Supplied records:
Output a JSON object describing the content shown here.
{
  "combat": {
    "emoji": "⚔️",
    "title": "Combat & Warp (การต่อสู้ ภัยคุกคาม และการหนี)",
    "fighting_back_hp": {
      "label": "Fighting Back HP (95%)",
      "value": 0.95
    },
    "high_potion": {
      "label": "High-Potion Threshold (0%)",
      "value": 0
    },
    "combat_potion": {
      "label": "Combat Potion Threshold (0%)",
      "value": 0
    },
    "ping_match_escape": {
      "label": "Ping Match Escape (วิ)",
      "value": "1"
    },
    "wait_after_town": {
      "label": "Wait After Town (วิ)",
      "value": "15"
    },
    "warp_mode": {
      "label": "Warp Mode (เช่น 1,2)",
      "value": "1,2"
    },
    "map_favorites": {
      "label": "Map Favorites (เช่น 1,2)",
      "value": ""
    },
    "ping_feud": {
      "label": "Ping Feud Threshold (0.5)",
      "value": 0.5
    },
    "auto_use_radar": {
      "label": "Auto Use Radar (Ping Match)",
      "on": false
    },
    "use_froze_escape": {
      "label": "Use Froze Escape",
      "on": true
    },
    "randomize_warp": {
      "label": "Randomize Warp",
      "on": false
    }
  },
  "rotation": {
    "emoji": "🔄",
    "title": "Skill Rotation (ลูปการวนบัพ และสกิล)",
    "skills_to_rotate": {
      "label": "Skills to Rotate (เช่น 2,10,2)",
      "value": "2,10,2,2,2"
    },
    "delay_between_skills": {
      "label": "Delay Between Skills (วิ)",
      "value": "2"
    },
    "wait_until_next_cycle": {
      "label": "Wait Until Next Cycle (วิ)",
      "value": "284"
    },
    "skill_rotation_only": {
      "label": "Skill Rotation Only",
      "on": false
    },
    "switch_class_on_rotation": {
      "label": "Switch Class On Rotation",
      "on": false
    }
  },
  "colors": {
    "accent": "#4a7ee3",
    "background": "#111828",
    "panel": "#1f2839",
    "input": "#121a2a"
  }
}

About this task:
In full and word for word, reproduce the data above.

Solution to this problem:
Output a JSON object describing the content shown here.
{
  "combat": {
    "emoji": "⚔️",
    "title": "Combat & Warp (การต่อสู้ ภัยคุกคาม และการหนี)",
    "fighting_back_hp": {
      "label": "Fighting Back HP (95%)",
      "value": 0.95
    },
    "high_potion": {
      "label": "High-Potion Threshold (0%)",
      "value": 0
    },
    "combat_potion": {
      "label": "Combat Potion Threshold (0%)",
      "value": 0
    },
    "ping_match_escape": {
      "label": "Ping Match Escape (วิ)",
      "value": "1"
    },
    "wait_after_town": {
      "label": "Wait After Town (วิ)",
      "value": "15"
    },
    "warp_mode": {
      "label": "Warp Mode (เช่น 1,2)",
      "value": "1,2"
    },
    "map_favorites": {
      "label": "Map Favorites (เช่น 1,2)",
      "value": ""
    },
    "ping_feud": {
      "label": "Ping Feud Threshold (0.5)",
      "value": 0.5
    },
    "auto_use_radar": {
      "label": "Auto Use Radar (Ping Match)",
      "on": false
    },
    "use_froze_escape": {
      "label": "Use Froze Escape",
      "on": true
    },
    "randomize_warp": {
      "label": "Randomize Warp",
      "on": false
    }
  },
  "rotation": {
    "emoji": "🔄",
    "title": "Skill Rotation (ลูปการวนบัพ และสกิล)",
    "skills_to_rotate": {
      "label": "Skills to Rotate (เช่น 2,10,2)",
      "value": "2,10,2,2,2"
    },
    "delay_between_skills": {
      "label": "Delay Between Skills (วิ)",
      "value": "2"
    },
    "wait_until_next_cycle": {
      "label": "Wait Until Next Cycle (วิ)",
      "value": "284"
    },
    "skill_rotation_only": {
      "label": "Skill Rotation Only",
      "on": false
    },
    "switch_class_on_rotation": {
      "label": "Switch Class On Rotation",
      "on": false
    }
  },
  "colors": {
    "accent": "#4a7ee3",
    "background": "#111828",
    "panel": "#1f2839",
    "input": "#121a2a"
  }
}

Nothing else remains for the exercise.